[Work to be completed]: Find and copy the lines in the records beneath this task that contain the word "hdp中文".

Records to process START

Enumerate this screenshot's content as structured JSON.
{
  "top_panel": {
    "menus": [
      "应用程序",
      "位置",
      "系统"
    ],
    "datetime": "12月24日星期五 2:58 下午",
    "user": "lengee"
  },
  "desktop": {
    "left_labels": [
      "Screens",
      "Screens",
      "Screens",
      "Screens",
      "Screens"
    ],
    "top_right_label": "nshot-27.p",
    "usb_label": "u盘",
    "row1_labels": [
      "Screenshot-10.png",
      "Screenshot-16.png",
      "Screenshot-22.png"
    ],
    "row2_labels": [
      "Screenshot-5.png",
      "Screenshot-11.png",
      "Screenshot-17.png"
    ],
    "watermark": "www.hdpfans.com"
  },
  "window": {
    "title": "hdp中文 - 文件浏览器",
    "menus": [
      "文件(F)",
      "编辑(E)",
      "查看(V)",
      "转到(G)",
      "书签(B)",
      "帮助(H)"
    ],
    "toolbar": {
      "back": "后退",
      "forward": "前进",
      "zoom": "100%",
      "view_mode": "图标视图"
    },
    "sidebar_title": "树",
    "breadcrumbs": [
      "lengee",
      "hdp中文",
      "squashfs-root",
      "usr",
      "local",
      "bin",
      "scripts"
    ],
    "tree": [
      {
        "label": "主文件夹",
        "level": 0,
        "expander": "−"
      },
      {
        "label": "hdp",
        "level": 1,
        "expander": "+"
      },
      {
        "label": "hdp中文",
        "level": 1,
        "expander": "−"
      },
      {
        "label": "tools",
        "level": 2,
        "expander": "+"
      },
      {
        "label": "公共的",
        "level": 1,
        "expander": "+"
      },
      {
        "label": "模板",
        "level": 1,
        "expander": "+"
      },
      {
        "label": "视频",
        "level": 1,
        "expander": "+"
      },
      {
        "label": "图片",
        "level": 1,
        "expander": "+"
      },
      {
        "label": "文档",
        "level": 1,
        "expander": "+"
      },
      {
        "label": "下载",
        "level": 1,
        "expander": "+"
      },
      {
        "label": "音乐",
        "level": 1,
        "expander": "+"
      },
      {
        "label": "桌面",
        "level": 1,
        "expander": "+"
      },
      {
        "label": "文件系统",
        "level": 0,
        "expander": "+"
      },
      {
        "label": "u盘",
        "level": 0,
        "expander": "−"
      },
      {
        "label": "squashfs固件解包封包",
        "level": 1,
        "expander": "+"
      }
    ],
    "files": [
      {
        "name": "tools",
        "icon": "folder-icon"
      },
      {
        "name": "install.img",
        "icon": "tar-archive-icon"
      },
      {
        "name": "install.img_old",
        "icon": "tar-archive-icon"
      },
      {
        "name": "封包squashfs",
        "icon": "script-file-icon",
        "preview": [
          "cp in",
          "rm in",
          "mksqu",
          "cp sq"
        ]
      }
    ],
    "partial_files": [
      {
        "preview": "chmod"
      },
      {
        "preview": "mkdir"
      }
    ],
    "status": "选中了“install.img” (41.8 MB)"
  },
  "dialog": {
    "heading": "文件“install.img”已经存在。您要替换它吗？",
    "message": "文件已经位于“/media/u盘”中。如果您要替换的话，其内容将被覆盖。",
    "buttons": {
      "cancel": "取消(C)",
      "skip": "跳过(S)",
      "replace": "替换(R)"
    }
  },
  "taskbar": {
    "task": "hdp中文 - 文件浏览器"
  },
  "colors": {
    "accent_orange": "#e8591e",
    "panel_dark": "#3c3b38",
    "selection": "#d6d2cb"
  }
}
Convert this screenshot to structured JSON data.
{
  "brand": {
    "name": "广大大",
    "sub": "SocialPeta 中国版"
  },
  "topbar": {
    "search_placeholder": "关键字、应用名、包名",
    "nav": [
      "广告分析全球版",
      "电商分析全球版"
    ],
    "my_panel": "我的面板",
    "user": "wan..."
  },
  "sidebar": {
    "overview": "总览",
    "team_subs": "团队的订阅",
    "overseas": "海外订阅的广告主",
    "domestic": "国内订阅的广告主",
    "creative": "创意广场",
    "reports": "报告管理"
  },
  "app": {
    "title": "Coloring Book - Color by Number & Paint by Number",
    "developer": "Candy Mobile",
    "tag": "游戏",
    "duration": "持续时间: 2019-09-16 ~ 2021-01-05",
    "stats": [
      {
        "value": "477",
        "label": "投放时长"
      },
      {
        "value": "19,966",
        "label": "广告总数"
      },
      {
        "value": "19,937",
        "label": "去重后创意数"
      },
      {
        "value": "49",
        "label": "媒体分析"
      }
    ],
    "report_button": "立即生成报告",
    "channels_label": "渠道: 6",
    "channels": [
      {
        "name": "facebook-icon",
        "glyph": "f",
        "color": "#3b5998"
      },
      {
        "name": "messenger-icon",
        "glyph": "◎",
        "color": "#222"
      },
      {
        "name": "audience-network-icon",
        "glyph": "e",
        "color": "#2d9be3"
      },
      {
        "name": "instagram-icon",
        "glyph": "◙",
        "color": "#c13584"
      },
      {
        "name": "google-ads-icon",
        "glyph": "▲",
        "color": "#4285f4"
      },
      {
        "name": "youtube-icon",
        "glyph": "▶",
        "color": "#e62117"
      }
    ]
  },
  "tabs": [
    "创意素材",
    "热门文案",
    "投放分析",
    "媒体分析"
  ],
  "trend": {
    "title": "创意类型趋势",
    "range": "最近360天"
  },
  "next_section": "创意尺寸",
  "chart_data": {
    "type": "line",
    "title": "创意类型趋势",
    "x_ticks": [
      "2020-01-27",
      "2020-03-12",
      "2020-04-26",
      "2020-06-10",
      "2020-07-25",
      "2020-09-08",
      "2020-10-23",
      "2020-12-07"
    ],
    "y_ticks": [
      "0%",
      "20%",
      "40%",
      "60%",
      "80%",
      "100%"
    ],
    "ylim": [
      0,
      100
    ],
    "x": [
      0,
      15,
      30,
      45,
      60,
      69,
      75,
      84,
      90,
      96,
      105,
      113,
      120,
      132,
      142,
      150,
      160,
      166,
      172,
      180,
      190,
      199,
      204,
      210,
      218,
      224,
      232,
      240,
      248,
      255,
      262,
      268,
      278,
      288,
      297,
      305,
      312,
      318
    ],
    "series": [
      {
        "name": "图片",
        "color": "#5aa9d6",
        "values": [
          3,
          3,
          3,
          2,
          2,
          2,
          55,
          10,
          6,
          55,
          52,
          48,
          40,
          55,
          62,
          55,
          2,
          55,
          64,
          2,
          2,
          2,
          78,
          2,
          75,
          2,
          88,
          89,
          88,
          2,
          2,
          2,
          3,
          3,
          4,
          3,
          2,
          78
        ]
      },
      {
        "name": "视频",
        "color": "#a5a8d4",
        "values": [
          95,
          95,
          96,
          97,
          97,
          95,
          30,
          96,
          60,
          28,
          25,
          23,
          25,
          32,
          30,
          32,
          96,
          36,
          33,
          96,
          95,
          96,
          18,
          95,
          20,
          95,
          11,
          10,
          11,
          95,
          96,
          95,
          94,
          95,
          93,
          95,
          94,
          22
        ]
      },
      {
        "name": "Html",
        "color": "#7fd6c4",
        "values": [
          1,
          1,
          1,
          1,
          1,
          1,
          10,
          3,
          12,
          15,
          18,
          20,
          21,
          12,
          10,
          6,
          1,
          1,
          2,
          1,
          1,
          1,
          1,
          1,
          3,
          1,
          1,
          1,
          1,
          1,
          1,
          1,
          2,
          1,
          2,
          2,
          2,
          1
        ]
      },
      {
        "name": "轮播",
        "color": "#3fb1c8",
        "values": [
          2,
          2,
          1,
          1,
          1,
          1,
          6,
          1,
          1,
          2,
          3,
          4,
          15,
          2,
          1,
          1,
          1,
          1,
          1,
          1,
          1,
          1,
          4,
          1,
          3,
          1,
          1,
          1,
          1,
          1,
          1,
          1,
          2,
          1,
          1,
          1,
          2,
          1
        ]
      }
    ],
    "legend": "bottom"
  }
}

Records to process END

[Exercise response]:
    "title": "hdp中文 - 文件浏览器",
      "hdp中文",
        "label": "hdp中文",
    "task": "hdp中文 - 文件浏览器"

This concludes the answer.